By Cindy Wooden, Catholic News Service

VATICAN CITY (CNS) — The strong roots of faith and community helped the people of Hungary resist and survive Nazi occupation and communism, Pope Francis said, and the people must draw on those roots today to resist the more subtle threats of consumerism and individualism.

At his weekly general audience May 3, the pope reflected on his visit April 28-30 to Budapest, Hungary.

But he also used his main talk as an opportunity to wish a happy 92nd birthday to his friend, Edith Bruck, a Hungarian-born writer and Holocaust survivor now living in Rome.

Fascism and the Nazi occupation of Hungary during World War II led to “the tragic deportation of a large Jewish population” and the deaths of some 400,000 of them, the pope said. “But in that atrocious genocide, many distinguished themselves by their resistance and their ability to protect the victims; and this was possible because the roots of living together were firm.”
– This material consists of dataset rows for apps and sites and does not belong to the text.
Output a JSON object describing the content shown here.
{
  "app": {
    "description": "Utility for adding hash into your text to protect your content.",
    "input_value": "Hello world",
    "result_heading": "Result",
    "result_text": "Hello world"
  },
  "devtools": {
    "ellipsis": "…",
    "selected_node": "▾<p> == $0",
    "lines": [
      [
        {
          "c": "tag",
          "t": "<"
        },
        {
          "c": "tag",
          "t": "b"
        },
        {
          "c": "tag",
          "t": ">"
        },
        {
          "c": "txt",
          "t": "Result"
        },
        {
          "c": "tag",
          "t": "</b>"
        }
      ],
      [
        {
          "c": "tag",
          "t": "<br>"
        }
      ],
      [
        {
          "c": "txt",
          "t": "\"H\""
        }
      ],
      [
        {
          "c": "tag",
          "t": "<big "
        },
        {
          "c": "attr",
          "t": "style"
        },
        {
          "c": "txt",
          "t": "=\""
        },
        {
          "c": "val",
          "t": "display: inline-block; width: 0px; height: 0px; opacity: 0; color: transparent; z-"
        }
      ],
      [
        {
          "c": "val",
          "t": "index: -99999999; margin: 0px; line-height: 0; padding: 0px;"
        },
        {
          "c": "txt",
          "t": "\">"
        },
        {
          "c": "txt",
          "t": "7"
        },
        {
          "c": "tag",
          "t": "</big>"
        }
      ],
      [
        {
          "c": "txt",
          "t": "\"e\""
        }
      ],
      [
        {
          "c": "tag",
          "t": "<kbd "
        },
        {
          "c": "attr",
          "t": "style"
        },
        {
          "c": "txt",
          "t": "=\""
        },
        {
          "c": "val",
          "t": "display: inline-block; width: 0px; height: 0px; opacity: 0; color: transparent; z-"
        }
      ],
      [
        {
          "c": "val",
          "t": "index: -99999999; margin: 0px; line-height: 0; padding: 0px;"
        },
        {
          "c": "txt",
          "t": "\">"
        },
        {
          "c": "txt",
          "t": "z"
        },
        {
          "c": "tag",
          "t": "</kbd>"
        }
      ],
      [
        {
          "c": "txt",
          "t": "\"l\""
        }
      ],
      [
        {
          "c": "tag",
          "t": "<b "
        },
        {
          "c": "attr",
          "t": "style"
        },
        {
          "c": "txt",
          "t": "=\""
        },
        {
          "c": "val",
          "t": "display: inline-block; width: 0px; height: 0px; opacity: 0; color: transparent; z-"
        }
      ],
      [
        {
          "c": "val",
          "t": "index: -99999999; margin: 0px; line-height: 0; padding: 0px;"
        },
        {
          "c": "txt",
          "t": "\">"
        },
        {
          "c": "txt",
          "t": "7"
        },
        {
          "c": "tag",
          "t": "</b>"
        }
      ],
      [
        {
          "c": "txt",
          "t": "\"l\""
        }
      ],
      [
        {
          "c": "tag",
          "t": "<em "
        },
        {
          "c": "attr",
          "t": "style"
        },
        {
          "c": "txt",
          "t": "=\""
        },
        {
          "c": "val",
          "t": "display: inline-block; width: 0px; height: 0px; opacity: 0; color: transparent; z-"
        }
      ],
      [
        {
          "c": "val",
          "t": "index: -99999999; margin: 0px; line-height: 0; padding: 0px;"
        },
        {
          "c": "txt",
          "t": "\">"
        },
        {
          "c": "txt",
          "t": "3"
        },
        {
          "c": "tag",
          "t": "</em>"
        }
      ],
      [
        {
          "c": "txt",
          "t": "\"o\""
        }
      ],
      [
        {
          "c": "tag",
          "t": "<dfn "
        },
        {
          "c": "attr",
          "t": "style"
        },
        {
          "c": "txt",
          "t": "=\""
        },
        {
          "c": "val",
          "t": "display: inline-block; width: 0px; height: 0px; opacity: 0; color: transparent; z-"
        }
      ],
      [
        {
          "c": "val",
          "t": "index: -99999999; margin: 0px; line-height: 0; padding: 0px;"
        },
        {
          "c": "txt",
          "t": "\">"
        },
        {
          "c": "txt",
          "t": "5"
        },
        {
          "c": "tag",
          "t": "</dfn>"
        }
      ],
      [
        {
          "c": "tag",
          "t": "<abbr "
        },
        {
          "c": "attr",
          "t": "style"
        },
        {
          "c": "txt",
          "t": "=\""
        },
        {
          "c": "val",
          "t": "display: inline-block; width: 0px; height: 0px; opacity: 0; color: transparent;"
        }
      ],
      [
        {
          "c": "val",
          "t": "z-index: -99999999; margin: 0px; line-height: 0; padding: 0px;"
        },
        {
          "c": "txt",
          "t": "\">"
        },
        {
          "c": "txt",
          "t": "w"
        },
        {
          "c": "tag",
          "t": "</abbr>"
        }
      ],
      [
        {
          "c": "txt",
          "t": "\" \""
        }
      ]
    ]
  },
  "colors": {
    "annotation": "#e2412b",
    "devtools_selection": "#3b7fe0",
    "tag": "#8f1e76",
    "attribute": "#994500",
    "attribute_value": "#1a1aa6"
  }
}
“In Rome we have a great Hungarian poet who went through all of these trials and tells young people about the importance of defending an ideal so as not to be conquered by persecution and discouragement,” the pope said. “This poet turns 92 years old today. Best wishes, Edith!”

Although Nazism and communism have been defeated, the pope said, “freedom is under threat” in many parts of the world today but with “kid gloves.”

The culprit, he said, is “a consumerism that anesthetizes,” making people comfortable “with a little material well-being” so they forget the struggles of the past and how important it was to defend their faith and culture.

“This is a problem throughout Europe, where dedicating oneself to others, feeling community, the beauty of dreaming together and creating large families are in crisis. The whole of Europe is in crisis,” he said. “So let us reflect on the importance of preserving roots, because only by going deep will the branches grow upward and bear fruit.”

Pope Francis urged people to ask themselves: “What are the most important roots in my life? Do I remember them, do I take care of them?”

Budapest, on the Danube River, also is a city of bridges, he said. And while visiting the city he wanted to emphasize “the importance of building bridges of peace between different peoples. This is, in particular, the vocation of Europe, which is called, as a bridge of peace, to include differences and to welcome those who knock on its doors.”

“In this sense, the humanitarian bridge created for so many refugees from neighboring Ukraine, whom I was able to meet while also admiring the great network of charity of the Hungarian church, is beautiful,” the pope said.

“Build bridges,” he told people, “bridges of harmony, bridges of unity.”